Assigned task = Only lines below containing the string "Leaf" should be counted; please give that count by itself.
[Data to examine — start]
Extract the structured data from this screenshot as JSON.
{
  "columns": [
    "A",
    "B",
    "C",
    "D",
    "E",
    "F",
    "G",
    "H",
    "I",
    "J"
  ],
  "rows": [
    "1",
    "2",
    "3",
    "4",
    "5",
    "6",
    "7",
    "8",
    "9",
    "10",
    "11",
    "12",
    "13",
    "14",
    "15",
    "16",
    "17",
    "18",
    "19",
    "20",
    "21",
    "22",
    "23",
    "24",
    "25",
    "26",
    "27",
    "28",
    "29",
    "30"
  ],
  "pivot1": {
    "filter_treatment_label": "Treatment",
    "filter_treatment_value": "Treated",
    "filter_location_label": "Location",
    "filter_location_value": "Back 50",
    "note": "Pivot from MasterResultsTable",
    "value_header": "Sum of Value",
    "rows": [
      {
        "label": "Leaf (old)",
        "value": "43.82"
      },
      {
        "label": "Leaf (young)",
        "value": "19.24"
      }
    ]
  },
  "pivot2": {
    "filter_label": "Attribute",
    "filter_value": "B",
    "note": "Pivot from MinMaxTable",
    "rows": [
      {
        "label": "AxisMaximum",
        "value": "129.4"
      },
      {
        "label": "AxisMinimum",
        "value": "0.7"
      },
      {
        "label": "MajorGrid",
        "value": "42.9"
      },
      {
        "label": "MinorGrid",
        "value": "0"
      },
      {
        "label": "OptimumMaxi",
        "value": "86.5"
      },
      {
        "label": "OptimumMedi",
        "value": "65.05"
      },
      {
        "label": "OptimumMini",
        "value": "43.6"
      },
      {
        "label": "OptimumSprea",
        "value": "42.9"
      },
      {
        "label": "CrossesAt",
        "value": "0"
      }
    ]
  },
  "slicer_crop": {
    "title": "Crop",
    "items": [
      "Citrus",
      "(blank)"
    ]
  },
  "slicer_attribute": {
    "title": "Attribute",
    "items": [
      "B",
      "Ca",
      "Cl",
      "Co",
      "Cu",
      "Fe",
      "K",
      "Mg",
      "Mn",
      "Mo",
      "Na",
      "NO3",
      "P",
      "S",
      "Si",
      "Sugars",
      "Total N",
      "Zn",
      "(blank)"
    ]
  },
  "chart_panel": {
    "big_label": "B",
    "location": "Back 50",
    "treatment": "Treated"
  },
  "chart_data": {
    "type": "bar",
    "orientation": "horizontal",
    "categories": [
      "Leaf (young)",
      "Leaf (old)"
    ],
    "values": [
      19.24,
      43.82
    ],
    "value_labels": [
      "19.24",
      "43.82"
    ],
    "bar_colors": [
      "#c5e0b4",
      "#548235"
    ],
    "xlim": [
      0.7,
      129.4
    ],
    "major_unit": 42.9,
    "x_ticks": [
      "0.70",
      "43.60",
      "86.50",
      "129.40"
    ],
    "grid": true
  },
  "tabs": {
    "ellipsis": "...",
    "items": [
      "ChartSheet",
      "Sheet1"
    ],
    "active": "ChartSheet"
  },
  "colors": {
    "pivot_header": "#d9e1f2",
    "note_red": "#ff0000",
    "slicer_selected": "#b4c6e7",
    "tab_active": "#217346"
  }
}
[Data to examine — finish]
Response below = 4